Caroline Moss is an author and host of the podcast "Gee Thanks, Just Bought It," which helps people find the products they need to make life easier, better and more productive. Now with this column, "Asking for a Friend," she's helping people with the advice they need to make life easier, better and more productive. To submit a question, email us at email@example.com.
My parents just told me (via Zoom) that they’re splitting up after 35 years of marriage. It was unexpected, and I am an only child. Even though I am 31, I am taking the news hard. I haven’t lived at home for 13 years and I have a marriage and a child of my own but it’s really affecting me in a way I didn’t expect it to. Is that weird? Is it normal? I don’t go to therapy and never have, so I don’t know if this is something people go to therapy about.

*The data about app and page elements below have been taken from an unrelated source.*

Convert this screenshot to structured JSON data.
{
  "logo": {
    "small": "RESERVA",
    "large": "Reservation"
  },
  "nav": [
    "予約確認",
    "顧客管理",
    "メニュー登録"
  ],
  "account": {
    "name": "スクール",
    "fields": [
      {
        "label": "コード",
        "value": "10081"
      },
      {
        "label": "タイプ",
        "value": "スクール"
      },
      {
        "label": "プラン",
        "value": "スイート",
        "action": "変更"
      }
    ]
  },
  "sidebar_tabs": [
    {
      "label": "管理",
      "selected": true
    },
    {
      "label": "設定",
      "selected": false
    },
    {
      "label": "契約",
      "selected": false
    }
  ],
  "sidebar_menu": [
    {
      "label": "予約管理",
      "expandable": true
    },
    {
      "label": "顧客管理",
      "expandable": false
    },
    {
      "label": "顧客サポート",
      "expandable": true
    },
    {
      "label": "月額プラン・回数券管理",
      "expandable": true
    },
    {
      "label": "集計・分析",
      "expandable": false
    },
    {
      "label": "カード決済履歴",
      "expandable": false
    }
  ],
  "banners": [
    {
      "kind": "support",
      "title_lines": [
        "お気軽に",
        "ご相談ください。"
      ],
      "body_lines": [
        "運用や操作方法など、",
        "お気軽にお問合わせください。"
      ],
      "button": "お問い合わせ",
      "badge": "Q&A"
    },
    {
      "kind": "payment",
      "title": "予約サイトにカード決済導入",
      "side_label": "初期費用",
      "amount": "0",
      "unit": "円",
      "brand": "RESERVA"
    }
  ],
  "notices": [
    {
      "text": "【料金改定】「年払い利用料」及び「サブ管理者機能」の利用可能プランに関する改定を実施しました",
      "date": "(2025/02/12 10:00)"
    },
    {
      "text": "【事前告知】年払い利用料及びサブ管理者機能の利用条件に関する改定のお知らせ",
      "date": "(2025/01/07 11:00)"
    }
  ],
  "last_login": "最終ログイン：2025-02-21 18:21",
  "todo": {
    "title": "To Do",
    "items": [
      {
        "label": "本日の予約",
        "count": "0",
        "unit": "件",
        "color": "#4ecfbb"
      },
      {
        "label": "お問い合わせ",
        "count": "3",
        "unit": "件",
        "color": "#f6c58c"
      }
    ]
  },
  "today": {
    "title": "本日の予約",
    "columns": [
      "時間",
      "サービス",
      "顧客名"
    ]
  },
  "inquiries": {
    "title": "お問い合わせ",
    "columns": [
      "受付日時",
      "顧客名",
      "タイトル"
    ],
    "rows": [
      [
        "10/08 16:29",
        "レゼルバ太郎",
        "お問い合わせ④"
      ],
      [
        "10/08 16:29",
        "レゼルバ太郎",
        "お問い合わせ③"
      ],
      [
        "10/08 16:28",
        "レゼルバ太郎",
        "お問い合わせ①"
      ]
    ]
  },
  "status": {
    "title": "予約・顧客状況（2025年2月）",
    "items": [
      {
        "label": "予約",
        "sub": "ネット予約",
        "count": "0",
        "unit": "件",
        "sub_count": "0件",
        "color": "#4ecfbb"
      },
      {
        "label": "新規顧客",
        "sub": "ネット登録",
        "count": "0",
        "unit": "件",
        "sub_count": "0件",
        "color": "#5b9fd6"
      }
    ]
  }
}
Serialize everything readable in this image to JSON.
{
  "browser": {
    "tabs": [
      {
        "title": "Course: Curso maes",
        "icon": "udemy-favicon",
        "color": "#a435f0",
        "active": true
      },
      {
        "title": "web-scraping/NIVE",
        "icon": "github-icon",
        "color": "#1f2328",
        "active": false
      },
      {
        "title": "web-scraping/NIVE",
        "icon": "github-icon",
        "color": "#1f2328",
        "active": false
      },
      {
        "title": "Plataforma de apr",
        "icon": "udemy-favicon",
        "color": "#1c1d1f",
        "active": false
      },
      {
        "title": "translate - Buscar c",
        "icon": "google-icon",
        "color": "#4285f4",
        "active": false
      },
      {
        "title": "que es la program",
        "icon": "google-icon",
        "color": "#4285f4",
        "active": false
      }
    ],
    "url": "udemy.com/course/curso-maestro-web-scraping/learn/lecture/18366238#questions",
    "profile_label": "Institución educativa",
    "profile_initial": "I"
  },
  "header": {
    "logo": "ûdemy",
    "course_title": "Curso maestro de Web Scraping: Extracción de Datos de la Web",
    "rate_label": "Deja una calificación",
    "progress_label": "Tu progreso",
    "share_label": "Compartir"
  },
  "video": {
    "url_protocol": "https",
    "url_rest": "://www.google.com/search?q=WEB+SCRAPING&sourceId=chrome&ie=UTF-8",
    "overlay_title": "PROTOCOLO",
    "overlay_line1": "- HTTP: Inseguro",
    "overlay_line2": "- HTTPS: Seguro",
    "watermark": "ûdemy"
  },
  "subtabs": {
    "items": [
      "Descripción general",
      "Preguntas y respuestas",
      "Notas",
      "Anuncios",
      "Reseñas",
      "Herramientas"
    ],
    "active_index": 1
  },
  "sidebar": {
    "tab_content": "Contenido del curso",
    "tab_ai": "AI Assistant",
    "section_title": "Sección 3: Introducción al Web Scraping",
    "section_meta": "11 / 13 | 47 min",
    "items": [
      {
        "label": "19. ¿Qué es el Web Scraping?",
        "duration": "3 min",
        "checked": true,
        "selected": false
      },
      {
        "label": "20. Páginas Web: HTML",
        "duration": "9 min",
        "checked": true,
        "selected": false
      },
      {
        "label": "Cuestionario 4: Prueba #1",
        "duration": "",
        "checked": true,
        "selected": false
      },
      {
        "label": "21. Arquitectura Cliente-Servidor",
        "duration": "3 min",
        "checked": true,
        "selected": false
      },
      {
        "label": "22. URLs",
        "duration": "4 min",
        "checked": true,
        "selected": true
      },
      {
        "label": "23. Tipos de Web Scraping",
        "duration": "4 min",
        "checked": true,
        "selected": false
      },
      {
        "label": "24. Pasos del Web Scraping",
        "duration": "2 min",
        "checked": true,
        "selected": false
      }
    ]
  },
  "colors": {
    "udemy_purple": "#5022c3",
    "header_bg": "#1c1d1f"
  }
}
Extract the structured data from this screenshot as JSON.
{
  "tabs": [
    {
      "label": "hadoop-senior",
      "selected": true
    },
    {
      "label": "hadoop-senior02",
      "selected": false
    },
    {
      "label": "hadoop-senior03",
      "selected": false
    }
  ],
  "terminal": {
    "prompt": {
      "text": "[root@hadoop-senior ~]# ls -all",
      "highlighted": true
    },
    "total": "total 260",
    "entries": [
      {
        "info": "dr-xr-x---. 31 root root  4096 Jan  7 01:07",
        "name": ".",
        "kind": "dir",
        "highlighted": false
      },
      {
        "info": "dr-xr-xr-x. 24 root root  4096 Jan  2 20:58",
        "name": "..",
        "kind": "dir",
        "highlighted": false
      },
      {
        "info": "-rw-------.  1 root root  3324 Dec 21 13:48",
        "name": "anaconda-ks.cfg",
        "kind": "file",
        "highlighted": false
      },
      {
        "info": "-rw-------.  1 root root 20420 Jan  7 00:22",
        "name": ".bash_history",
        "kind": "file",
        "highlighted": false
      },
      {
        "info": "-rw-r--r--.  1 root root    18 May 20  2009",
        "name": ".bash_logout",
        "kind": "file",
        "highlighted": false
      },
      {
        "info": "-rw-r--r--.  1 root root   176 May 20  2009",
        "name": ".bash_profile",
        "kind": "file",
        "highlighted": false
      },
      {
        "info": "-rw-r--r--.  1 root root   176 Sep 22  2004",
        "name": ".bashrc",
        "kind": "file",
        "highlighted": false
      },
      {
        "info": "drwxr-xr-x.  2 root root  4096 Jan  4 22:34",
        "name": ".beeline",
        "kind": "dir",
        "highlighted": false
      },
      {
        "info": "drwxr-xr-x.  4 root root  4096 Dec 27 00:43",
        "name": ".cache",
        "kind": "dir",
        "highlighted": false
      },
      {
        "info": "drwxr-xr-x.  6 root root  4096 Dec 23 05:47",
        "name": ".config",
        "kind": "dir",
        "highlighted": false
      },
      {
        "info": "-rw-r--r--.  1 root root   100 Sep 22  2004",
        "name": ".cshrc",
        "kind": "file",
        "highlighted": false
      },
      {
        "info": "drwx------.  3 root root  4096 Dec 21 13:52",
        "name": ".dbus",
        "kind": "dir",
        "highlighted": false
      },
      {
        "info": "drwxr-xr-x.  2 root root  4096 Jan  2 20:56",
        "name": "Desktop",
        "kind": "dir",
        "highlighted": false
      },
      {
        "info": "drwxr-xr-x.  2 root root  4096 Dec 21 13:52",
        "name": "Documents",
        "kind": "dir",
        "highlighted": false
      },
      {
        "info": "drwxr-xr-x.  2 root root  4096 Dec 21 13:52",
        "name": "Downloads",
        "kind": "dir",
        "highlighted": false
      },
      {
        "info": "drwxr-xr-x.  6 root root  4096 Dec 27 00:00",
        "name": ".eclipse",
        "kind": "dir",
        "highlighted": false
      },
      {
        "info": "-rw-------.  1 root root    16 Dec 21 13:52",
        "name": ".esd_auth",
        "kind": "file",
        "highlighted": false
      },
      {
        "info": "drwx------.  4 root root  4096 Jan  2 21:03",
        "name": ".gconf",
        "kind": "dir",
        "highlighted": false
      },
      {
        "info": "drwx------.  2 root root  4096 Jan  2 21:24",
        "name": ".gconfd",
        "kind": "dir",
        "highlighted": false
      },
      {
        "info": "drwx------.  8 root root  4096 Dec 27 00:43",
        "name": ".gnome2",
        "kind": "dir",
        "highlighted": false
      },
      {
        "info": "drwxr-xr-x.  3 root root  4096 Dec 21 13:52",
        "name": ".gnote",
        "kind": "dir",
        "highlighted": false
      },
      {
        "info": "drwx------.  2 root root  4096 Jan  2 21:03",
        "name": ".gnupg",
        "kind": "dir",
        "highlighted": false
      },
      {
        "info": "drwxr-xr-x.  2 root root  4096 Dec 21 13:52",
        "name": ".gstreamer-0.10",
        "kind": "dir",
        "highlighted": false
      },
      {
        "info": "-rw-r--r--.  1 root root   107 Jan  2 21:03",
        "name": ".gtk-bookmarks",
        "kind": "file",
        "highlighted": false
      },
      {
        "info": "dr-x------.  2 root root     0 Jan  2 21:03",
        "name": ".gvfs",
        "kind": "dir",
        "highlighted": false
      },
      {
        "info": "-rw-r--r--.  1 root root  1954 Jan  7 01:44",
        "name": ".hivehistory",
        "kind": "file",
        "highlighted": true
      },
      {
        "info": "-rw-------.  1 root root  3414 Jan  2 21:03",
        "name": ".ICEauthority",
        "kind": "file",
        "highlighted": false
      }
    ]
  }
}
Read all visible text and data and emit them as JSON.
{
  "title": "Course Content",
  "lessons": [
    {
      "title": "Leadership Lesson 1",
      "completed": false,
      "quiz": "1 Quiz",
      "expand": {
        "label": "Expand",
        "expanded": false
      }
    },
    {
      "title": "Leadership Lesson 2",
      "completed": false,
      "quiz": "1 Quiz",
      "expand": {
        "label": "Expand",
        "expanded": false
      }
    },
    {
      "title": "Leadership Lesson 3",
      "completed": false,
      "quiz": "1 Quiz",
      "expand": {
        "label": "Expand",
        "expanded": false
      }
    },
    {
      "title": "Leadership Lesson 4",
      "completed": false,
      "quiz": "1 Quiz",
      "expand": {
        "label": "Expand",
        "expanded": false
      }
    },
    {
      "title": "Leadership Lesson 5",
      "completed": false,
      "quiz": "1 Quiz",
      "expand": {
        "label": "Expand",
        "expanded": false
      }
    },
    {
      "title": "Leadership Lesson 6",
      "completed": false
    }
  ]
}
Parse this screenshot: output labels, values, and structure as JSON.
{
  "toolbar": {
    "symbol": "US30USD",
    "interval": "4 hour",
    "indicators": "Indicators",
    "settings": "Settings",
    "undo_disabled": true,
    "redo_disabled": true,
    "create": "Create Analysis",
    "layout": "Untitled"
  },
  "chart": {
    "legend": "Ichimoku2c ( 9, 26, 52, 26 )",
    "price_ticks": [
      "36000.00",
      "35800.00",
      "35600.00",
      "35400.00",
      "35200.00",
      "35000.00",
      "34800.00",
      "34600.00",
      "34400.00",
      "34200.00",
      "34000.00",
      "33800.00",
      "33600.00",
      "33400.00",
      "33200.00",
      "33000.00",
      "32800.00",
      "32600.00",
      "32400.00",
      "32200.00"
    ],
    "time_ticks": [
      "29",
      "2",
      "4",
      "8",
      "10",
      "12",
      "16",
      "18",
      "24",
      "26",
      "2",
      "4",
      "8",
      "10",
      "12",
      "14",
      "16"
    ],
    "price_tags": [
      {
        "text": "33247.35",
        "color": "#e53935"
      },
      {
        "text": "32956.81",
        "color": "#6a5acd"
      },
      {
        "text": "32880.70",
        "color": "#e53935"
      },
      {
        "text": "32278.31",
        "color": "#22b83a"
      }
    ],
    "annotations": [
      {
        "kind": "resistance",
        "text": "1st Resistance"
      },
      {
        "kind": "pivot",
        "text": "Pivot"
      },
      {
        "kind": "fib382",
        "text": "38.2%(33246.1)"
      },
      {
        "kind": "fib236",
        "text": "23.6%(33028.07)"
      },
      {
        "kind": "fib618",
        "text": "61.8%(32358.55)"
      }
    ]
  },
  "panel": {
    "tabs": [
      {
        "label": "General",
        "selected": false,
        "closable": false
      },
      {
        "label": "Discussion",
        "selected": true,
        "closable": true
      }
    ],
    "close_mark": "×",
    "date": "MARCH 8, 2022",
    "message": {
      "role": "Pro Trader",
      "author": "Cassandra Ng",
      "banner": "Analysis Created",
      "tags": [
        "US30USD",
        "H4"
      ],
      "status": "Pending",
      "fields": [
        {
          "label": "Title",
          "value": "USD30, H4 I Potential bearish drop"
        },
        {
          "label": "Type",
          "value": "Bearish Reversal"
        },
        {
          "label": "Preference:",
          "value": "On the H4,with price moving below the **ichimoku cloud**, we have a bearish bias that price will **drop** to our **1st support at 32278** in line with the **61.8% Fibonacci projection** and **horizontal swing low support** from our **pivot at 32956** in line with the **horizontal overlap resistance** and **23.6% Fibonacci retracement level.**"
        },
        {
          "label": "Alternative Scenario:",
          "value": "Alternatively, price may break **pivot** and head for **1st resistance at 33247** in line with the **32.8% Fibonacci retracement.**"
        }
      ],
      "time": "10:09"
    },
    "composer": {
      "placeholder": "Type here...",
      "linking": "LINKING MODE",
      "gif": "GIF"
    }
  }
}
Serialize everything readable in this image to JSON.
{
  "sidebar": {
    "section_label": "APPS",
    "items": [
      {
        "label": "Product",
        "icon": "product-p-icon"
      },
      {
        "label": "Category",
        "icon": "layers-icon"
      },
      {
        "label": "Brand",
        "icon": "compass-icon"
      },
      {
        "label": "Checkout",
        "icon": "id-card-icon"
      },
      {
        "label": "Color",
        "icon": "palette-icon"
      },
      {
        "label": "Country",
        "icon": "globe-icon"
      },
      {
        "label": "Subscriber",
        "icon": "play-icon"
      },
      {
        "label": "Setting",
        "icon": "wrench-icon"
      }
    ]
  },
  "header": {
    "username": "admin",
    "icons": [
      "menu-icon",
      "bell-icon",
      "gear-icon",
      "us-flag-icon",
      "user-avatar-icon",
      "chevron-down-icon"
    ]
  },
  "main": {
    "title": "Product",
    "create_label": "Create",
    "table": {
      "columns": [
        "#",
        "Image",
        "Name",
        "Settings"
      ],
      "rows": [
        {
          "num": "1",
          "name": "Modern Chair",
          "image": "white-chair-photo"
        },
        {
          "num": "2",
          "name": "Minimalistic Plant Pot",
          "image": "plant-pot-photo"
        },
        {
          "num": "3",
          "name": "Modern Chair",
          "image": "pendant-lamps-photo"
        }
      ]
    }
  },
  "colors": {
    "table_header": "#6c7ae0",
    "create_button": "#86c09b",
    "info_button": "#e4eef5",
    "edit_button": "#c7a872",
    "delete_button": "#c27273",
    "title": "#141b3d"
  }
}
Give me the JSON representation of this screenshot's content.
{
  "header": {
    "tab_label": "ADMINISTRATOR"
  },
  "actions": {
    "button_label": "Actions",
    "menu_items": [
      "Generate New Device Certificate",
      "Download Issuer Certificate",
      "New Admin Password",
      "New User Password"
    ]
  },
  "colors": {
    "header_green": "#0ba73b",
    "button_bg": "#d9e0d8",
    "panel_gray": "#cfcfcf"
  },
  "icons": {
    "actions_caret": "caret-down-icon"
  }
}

I just feel like I am a little confused, and normally I would talk to one or both of my parents. Without a sibling, I don’t have someone in my exact shoes who can commiserate with me. My husband gets it but he also has his own stuff (and lots of siblings to shoulder family drama, so he can’t relate to the only child thing).
I am not really sure what I am asking! Maybe if you think it sounds like something a therapist could help with? Or maybe what to say to my parents?
Adult Child of Divorce
Well, first of all, I’m sorry to hear about your parents. That just ... sucks. Divorce is never fun, no matter how old you are. And not having siblings to bounce things off of or lean on? It sucks more! You are totally valid in all of your feelings, no matter how surprised you are to feel them.
That being said, yes, a therapist can help you. Did you really just ask me if issues with parents are a reason people go to therapy? HELLLOOOO, it’s basically, like, the only reason! I’m just kidding with you, but for real, people of all ages — especially adults! — deal with their parental problems in therapy. If you’re wondering if your problems are legitimate enough to warrant therapy, the answer is that everyone’s problems are legitimate, and having a surprisingly emotional reaction to the news of your parents divorce is something most therapists have dealt with before. You are not bringing anything new or "weird" to the table. Your feelings are valid, and they can be worked through and discussed and worked on through many avenues and channels. Therapy is the one I am most familiar with.
I'll warn you to say that therapy can be overwhelming in the beginning of your exploration. Finding a therapist can take time (and a little trial and error), and if you’re not used to speaking to a mental health professional, it may take a few sessions to get into a groove where you feel comfortable opening up about personal issues. Be prepared to talk (a lot!) and be prepared for there to be no right or wrong answers ... and definitely no quick fixes.
But if you feel comfortable, go to therapy. Run to therapy. Therapy is helpful and humbling and wonderful. Your therapist will want to talk to you endlessly about your feelings on your parents divorce. You will get a new perspective and it will be both liberating and depressing, but it will be a very healthy way for you to process how you feel with a truly neutral party who does not side with either of your parents but who sides with you. That will be powerful; I promise.
And you absolutely deserve it.
Have a question for Caroline? Email us at firstname.lastname@example.org.